======== Data to process ========

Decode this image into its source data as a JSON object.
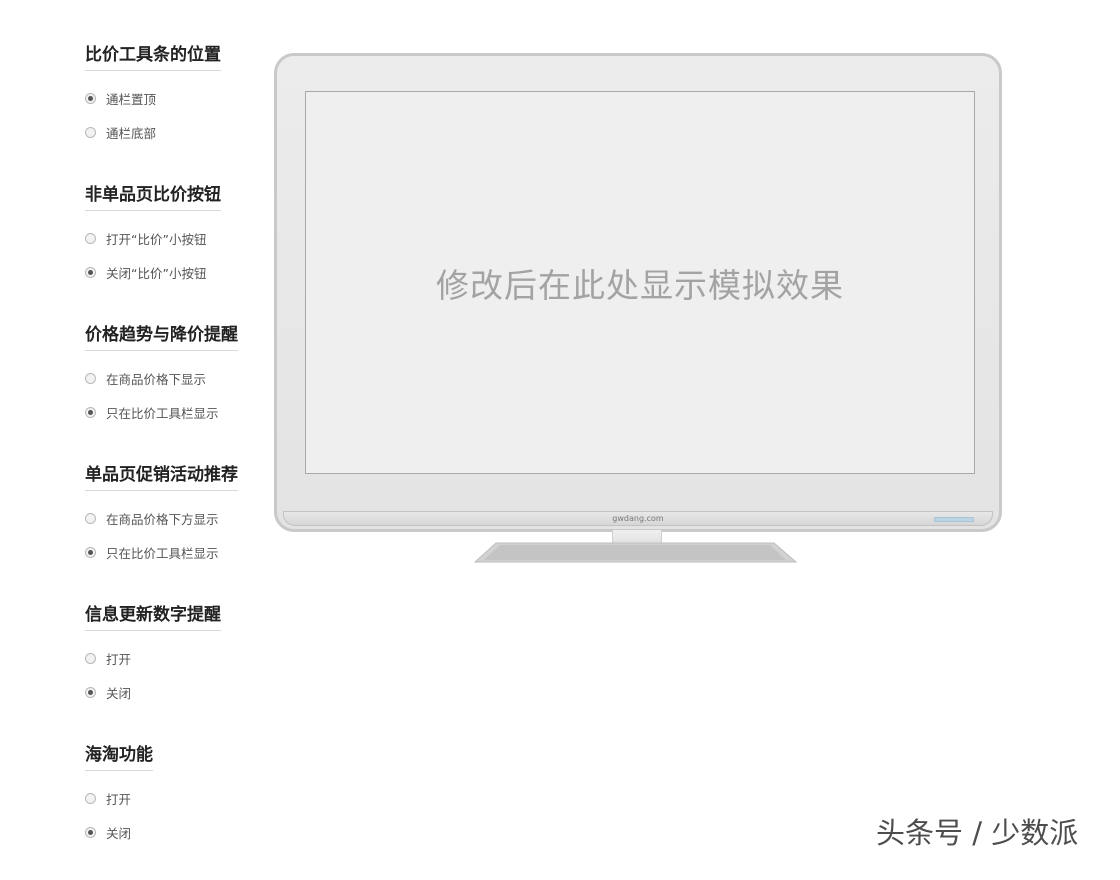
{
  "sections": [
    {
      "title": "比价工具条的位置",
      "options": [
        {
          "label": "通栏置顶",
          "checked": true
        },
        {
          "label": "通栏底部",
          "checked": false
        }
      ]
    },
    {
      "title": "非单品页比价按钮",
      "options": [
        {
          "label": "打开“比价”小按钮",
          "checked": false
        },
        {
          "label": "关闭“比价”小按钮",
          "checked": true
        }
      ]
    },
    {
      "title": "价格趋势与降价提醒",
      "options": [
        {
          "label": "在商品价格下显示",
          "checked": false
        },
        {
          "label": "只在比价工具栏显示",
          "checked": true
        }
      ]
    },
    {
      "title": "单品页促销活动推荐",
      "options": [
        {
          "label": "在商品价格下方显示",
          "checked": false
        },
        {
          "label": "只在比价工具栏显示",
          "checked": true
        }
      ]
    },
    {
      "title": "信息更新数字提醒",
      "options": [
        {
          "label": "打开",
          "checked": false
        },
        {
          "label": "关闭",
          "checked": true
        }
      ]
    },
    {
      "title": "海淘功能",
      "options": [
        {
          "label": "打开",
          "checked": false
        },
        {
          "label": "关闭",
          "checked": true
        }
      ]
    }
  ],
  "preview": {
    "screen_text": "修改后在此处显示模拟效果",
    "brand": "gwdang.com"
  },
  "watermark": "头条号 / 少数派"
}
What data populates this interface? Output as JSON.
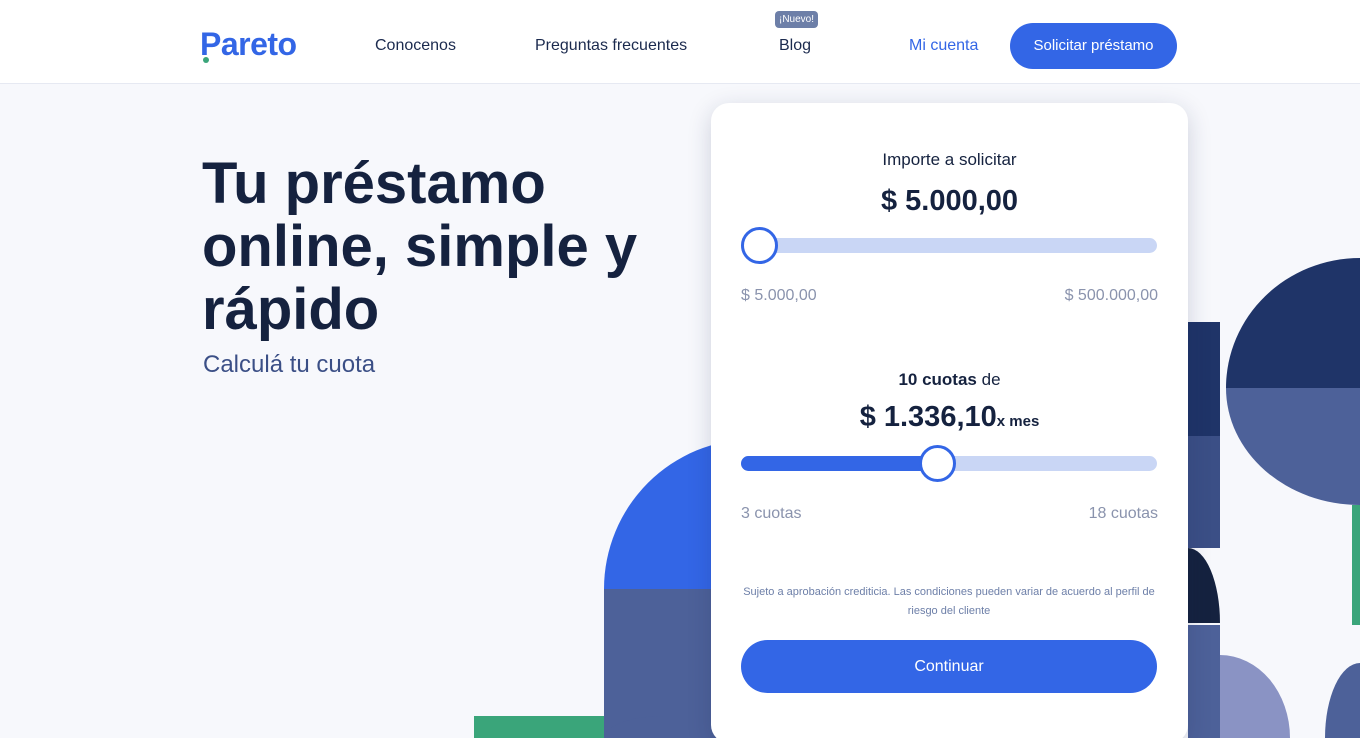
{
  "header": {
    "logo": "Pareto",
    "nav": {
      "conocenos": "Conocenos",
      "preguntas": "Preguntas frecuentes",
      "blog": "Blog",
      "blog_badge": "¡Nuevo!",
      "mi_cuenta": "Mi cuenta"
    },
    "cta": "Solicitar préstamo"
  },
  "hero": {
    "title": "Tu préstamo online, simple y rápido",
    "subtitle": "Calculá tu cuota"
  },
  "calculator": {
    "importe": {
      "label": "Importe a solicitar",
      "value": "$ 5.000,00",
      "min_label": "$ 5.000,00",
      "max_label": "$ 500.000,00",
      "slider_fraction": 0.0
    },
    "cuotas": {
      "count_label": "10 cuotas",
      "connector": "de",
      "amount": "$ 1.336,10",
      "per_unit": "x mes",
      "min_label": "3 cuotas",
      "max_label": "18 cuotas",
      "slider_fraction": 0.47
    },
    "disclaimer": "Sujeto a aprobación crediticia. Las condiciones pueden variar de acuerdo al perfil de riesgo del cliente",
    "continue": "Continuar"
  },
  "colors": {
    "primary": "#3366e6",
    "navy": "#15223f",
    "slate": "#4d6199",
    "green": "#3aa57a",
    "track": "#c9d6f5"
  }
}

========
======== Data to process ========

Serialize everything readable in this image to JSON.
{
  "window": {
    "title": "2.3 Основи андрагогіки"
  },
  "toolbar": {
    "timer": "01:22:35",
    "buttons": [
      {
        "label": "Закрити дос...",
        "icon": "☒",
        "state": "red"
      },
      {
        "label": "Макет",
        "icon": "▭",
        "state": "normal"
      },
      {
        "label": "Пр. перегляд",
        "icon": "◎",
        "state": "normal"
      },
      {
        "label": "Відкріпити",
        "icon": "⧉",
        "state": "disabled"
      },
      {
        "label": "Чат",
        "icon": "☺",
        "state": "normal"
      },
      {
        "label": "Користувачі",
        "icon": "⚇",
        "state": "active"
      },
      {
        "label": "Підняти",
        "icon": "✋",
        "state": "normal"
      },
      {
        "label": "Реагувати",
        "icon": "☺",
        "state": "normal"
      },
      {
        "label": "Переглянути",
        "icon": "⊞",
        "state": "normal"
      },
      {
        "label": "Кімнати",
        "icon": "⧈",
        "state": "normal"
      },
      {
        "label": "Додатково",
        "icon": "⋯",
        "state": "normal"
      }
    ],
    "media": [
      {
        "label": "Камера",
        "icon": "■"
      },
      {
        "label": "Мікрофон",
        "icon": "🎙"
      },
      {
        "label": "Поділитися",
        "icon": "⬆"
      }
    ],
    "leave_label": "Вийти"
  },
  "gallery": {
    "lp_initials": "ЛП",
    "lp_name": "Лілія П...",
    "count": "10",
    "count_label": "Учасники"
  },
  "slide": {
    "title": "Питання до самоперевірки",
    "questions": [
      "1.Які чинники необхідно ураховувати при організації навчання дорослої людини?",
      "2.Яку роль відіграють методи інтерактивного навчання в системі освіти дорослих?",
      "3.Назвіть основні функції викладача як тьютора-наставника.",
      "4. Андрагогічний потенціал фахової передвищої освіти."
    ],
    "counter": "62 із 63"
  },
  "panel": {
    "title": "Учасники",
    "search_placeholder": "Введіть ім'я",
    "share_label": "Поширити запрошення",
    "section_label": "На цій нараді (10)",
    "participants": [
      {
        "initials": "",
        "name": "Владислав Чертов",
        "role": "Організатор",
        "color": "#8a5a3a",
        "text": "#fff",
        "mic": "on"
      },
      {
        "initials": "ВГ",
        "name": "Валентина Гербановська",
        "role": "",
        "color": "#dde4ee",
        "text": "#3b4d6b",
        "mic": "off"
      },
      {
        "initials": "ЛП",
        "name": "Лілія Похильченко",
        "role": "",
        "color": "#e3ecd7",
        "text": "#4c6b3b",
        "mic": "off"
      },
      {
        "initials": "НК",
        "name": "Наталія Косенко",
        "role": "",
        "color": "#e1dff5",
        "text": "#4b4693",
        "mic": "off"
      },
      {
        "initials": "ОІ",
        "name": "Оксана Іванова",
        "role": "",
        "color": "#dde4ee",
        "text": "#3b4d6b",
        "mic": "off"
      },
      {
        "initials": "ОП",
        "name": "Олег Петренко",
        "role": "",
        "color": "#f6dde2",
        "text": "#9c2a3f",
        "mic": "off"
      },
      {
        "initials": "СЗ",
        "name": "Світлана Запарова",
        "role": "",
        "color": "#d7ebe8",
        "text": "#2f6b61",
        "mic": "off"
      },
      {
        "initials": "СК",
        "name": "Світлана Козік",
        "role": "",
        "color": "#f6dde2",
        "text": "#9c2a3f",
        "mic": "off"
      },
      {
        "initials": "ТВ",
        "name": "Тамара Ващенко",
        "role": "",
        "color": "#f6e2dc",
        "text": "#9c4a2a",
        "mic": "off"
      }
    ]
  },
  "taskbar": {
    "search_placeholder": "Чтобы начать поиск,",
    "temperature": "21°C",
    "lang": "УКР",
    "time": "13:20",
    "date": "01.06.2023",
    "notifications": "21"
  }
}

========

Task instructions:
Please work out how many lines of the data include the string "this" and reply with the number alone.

The completed task:
3